▶ [Action item] Your response needs to be the data below, retyped exactly.

▶ [Records to process]

:::

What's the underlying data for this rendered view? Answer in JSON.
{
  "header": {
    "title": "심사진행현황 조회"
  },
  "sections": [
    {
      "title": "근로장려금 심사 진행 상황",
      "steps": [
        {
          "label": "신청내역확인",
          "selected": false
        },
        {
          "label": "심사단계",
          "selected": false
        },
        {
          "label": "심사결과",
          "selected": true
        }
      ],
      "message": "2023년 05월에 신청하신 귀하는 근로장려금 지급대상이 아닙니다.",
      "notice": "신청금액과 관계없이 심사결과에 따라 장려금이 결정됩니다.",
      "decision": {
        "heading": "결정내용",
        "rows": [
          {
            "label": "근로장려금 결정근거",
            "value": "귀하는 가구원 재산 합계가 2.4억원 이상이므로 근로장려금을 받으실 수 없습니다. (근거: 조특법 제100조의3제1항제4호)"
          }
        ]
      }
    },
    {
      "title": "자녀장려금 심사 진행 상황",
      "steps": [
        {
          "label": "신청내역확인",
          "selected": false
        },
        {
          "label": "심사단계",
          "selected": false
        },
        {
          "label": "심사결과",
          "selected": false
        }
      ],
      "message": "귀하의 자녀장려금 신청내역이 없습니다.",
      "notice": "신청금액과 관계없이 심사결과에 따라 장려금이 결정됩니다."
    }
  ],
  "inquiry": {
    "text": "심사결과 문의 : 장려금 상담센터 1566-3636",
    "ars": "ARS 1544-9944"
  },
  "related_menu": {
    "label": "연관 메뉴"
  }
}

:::

▶ [Exercise response]
What's the underlying data for this rendered view? Answer in JSON.
{
  "header": {
    "title": "심사진행현황 조회"
  },
  "sections": [
    {
      "title": "근로장려금 심사 진행 상황",
      "steps": [
        {
          "label": "신청내역확인",
          "selected": false
        },
        {
          "label": "심사단계",
          "selected": false
        },
        {
          "label": "심사결과",
          "selected": true
        }
      ],
      "message": "2023년 05월에 신청하신 귀하는 근로장려금 지급대상이 아닙니다.",
      "notice": "신청금액과 관계없이 심사결과에 따라 장려금이 결정됩니다.",
      "decision": {
        "heading": "결정내용",
        "rows": [
          {
            "label": "근로장려금 결정근거",
            "value": "귀하는 가구원 재산 합계가 2.4억원 이상이므로 근로장려금을 받으실 수 없습니다. (근거: 조특법 제100조의3제1항제4호)"
          }
        ]
      }
    },
    {
      "title": "자녀장려금 심사 진행 상황",
      "steps": [
        {
          "label": "신청내역확인",
          "selected": false
        },
        {
          "label": "심사단계",
          "selected": false
        },
        {
          "label": "심사결과",
          "selected": false
        }
      ],
      "message": "귀하의 자녀장려금 신청내역이 없습니다.",
      "notice": "신청금액과 관계없이 심사결과에 따라 장려금이 결정됩니다."
    }
  ],
  "inquiry": {
    "text": "심사결과 문의 : 장려금 상담센터 1566-3636",
    "ars": "ARS 1544-9944"
  },
  "related_menu": {
    "label": "연관 메뉴"
  }
}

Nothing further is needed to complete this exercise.